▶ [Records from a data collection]
[Start of section]
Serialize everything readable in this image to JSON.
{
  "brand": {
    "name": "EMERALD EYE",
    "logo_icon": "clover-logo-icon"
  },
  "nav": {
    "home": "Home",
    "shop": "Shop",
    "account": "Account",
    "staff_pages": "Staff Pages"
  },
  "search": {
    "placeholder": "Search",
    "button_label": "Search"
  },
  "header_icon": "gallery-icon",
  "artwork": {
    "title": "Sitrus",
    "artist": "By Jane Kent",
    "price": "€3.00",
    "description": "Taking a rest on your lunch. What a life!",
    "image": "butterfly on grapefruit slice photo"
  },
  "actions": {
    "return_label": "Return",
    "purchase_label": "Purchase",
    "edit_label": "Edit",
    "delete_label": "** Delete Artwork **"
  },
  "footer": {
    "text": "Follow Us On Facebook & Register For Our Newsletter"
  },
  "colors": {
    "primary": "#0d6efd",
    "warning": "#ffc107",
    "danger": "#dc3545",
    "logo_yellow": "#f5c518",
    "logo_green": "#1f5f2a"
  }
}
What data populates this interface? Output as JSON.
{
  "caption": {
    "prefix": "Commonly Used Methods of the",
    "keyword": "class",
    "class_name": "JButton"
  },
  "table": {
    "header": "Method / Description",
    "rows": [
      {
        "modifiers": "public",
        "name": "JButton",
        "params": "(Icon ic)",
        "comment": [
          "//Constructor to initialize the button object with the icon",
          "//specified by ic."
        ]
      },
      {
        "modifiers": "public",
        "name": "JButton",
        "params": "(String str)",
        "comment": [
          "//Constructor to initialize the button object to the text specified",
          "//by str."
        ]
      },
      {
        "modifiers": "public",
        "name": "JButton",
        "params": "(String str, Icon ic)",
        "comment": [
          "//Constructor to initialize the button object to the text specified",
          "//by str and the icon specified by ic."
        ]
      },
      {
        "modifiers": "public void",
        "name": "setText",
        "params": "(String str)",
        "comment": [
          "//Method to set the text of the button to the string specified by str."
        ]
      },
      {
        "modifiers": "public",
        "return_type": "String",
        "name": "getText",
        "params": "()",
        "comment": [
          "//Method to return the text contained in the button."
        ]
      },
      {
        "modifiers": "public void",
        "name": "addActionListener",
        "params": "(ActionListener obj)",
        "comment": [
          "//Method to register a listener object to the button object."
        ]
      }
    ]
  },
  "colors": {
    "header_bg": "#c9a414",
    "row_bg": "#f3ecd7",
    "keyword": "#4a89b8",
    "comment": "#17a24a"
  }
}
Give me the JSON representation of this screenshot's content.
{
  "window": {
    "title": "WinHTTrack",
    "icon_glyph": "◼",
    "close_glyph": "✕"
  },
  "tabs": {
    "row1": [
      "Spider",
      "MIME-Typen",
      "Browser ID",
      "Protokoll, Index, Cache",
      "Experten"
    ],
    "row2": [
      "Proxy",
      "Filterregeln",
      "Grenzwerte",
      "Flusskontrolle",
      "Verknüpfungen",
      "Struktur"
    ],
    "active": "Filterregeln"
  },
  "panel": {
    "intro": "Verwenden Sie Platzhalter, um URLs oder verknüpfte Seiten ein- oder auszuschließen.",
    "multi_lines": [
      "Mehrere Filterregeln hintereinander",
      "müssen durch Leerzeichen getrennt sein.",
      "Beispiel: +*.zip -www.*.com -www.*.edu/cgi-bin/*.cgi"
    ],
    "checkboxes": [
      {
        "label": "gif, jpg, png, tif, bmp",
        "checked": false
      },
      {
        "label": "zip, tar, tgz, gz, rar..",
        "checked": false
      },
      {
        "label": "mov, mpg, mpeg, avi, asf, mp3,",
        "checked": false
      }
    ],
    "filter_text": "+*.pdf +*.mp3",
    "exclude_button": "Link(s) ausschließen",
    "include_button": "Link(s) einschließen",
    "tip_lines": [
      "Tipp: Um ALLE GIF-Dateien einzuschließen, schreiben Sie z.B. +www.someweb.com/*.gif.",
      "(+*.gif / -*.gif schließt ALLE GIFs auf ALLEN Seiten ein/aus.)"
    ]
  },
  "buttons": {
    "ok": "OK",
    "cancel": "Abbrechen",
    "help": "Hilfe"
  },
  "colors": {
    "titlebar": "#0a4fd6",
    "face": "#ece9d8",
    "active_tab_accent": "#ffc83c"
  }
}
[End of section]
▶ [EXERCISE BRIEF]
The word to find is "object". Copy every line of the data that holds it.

▶ [ANSWER]
          "//Constructor to initialize the button object with the icon",
          "//Constructor to initialize the button object to the text specified",
          "//Constructor to initialize the button object to the text specified",
          "//Method to register a listener object to the button object."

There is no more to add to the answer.